INPUT MATERIAL:
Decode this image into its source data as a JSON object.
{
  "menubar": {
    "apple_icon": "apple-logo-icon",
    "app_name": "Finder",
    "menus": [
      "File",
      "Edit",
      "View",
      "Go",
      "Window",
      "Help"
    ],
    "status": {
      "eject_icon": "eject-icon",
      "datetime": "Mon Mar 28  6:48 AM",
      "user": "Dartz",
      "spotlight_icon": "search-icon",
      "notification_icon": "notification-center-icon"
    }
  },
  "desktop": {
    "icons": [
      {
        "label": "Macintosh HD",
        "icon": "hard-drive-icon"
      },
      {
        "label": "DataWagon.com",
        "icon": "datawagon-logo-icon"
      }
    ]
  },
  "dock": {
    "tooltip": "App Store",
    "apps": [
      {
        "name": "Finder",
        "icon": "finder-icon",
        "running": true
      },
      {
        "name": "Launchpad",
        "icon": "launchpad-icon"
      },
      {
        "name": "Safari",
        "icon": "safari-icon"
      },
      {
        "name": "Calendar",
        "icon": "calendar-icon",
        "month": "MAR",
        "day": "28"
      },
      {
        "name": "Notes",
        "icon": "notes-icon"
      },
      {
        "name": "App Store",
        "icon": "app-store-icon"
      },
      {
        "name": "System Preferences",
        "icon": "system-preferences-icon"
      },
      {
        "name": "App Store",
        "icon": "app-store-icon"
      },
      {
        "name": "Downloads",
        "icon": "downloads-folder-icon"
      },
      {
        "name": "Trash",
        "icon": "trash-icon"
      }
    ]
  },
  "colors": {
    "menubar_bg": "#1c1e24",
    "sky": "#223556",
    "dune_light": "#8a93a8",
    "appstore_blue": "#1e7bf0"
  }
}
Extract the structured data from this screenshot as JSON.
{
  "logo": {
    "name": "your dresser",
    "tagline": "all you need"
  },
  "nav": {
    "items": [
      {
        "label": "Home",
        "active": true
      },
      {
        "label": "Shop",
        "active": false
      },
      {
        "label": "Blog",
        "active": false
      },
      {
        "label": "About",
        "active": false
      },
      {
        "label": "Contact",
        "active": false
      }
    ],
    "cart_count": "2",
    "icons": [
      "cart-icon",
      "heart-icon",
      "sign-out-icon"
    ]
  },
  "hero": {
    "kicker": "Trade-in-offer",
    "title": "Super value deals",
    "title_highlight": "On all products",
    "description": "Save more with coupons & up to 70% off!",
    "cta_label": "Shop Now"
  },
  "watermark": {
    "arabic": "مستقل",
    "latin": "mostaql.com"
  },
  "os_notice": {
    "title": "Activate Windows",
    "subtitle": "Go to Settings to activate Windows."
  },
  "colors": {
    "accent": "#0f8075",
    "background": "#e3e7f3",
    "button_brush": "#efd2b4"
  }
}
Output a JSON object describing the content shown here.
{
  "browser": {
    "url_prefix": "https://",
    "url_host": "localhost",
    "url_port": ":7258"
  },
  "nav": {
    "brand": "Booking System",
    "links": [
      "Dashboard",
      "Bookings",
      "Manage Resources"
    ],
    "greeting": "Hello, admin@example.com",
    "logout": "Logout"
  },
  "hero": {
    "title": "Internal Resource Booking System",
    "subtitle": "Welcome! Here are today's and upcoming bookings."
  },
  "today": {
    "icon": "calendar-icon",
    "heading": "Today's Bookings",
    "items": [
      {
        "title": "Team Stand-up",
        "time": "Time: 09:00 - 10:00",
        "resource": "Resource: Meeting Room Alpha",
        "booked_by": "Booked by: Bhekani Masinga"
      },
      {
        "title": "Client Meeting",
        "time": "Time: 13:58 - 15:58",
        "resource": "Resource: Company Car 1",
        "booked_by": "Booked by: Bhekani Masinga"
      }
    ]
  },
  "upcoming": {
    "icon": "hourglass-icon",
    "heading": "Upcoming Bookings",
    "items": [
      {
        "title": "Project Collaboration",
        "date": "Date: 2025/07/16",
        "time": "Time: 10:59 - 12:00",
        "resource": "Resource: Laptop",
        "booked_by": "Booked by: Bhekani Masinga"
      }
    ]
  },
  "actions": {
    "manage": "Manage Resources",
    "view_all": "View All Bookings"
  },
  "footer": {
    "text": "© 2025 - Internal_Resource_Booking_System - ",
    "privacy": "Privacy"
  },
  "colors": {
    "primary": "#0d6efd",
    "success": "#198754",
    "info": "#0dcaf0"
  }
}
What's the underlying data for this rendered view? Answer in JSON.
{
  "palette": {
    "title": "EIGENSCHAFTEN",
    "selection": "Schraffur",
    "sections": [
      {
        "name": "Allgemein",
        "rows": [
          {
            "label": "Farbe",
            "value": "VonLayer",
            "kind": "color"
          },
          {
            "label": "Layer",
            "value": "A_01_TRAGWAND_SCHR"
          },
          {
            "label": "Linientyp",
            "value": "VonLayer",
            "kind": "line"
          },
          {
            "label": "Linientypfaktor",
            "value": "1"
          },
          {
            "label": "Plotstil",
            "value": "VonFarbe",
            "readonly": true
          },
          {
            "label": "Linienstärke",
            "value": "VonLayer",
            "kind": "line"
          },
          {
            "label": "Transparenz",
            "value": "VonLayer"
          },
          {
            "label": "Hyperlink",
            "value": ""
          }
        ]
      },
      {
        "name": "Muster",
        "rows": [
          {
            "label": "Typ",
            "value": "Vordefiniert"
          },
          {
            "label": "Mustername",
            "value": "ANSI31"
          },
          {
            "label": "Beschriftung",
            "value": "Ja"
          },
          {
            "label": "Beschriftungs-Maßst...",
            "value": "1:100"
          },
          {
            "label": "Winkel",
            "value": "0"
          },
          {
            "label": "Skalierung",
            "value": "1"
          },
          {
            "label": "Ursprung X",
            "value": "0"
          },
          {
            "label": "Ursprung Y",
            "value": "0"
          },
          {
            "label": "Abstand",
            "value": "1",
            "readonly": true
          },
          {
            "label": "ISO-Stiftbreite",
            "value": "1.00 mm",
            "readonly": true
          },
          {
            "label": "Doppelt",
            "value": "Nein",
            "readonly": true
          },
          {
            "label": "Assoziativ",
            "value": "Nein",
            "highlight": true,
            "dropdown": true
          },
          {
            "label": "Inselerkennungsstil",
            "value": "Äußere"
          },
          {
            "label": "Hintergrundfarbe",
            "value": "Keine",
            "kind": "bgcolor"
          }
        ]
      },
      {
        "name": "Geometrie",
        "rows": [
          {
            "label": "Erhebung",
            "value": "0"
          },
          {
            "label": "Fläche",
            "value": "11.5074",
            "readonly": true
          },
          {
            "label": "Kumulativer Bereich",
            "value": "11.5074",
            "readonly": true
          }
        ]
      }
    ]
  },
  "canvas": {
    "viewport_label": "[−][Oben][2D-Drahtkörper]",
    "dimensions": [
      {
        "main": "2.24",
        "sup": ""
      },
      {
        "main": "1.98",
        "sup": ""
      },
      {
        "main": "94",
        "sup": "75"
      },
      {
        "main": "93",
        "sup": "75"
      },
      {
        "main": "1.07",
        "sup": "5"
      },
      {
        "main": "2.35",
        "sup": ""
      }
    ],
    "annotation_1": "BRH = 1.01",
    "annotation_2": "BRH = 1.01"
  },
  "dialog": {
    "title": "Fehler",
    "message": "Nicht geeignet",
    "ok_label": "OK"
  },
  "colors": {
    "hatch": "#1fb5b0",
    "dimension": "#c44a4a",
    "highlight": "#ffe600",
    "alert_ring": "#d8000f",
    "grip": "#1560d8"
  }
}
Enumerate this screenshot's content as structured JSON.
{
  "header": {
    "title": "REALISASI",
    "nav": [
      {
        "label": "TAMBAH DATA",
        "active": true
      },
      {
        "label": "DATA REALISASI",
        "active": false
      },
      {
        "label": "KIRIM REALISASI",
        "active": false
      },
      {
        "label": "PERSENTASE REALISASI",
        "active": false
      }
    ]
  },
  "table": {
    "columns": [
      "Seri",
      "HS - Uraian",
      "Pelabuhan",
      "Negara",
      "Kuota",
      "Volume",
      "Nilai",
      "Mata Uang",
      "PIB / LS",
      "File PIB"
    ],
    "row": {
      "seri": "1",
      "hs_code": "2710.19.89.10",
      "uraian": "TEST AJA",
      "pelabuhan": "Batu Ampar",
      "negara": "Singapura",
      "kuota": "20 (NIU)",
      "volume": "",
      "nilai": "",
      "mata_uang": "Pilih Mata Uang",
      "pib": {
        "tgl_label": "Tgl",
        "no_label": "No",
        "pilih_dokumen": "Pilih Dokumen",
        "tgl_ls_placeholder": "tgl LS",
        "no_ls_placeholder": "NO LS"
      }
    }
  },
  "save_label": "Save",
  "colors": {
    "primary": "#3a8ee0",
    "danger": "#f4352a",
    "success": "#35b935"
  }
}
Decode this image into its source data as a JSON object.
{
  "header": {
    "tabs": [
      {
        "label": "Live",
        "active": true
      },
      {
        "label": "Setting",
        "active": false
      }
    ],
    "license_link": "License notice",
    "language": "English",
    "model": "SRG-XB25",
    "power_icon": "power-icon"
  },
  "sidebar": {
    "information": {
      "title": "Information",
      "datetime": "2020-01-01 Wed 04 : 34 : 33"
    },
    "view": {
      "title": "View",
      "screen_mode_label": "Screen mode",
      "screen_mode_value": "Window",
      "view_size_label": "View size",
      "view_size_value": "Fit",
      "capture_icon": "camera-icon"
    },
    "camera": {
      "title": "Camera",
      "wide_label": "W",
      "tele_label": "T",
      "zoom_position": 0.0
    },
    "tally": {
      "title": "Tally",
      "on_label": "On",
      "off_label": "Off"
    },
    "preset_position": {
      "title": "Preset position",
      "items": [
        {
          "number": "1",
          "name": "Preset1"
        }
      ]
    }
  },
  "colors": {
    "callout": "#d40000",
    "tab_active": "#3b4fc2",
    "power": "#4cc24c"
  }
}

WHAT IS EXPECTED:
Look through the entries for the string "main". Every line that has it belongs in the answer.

WRITTEN ANSWER:
        "main": "2.24",
        "main": "1.98",
        "main": "94",
        "main": "93",
        "main": "1.07",
        "main": "2.35",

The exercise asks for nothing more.